According to the avant-garde artist and theorist Wolfgang Paalen (Austrian, 1905-1959), “all abstract art is spiritual.” Influenced by the father of modern anthropology, Franz Boas, Paalen’s critical art theory and practice was largely rooted in a cultural pluralism, repudiating racial stereotypes in favor of a better understanding of human diversity. Specifically, Paalen’s art speaks to cohesion of indigenous cultures, myths, environments, and rituals from the Cycladic Islands to Mexico and the Pacific Northwest. In the mid-to-late 1940s, Paalen’s ethnographic influences venture towards a mystical, cosmic sensibility. He repeatedly stated “art, science and religion are inseparable.”
For Frieze Masters Spotlight 2016, curated by Toby Kamps at the Menil Collection, Gallery Wendi Norris will present rarely exhibited paintings and sculpture by Wolfgang Paalen. The impeccable provenance of the select works—pieces that all once belonged to the artist’s former wife Luchita Mullican or the British painter Gordon Onslow Ford—adds to the curatorial allure. Paalen, Lee Mullican and Onslow Ford formed the artist circle known as the Dynaton.
The booth will include “Cadran lunaire” (1935), a mask shaped painting, first exhibited at the International Exhibition of Surrealism in London in 1936 and two of Paalen’s rare red india ink on amate paper works entitled “Personnages” (1939). In the 1940s and early 1950s, Paalen employed a rhythmic, mosaic orderliness, reflecting hues from the cultures which inspired him. In “Crystals of the Mind” (1950) and “Le Gran de Sable” (1947) parabolic shaped marks overlay or break up these precise patterns and appear as futuristic aboriginal boomerangs.
ABOUT WOLFGANG PAALEN

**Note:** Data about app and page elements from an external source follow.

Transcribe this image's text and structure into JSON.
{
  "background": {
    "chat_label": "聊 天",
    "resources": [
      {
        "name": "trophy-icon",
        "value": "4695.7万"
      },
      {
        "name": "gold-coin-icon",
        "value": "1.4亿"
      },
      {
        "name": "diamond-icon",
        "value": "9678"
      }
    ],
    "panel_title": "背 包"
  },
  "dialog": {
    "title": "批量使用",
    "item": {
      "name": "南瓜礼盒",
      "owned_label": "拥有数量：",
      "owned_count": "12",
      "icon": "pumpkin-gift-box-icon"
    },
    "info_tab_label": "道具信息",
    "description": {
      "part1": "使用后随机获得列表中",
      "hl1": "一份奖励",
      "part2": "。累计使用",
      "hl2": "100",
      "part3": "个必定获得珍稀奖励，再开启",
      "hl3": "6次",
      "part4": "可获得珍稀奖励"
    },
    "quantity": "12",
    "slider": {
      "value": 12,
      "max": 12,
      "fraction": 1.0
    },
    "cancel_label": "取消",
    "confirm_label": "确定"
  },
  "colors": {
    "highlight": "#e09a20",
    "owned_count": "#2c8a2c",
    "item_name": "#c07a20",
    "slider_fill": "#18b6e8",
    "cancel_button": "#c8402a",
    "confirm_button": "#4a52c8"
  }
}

Born 1905 in Vienna, Austria to an upper class family, Wolfgang Paalen was exposed to the elite members of art and academic society of the age including Hans Hofmann, Julius Meier-Graefe, Hans Arp, Fernand Leger, Albert Einstein, and Sigmund Freud. As an adult, his pioneering art innovations and theories were shared with and informed by the top thinkers of the age including Andre Breton and Dwight MacDonald. Fleeing war-torn Europe for Mexico in 1939 at the invitation of Frida Kahlo and Diego Rivera, Paalen ultimately made Mexico his home.
An avid collector and theorist, Paalen’s art was in an ever-constant state of change to reflect his environmental surroundings. He also amassed an important collection of ethnological artifacts, many of which now belong to The Metropolitan Museum of Art in New York.
Wolfgang Paalen’s paintings, drawings, prints, and sculptures have been widely exhibited in the United States and abroad and are represented in many museum collections including Centre Georges Pompidou, The Museum of Modern Art, New York, the Solomon R. Guggenheim Museum, Museo de Arte Moderne, Mexico City, and the San Francisco Museum of Modern Art.
Paalen founded the influential art magazine, DYN, that includes writing and works from some of the most important artists of the era and catalyzed much of 21st Century art theory. The Getty Museum in Los Angeles opened an exhibition dedicated to this subject in 2012. The Vancouver Art Gallery will exhibit his work in I Had an Interesting French Artist to See Me This Summer: Emily Carr and Wolfgang Paalen in British Columbia from July 1st to November 13th, 2016 and the Philadelphia Museum of Art will include his work in Paint the Revolution: Mexican Modernism, 1910-1950 from October 25th, 2016 to January 8th, 2017.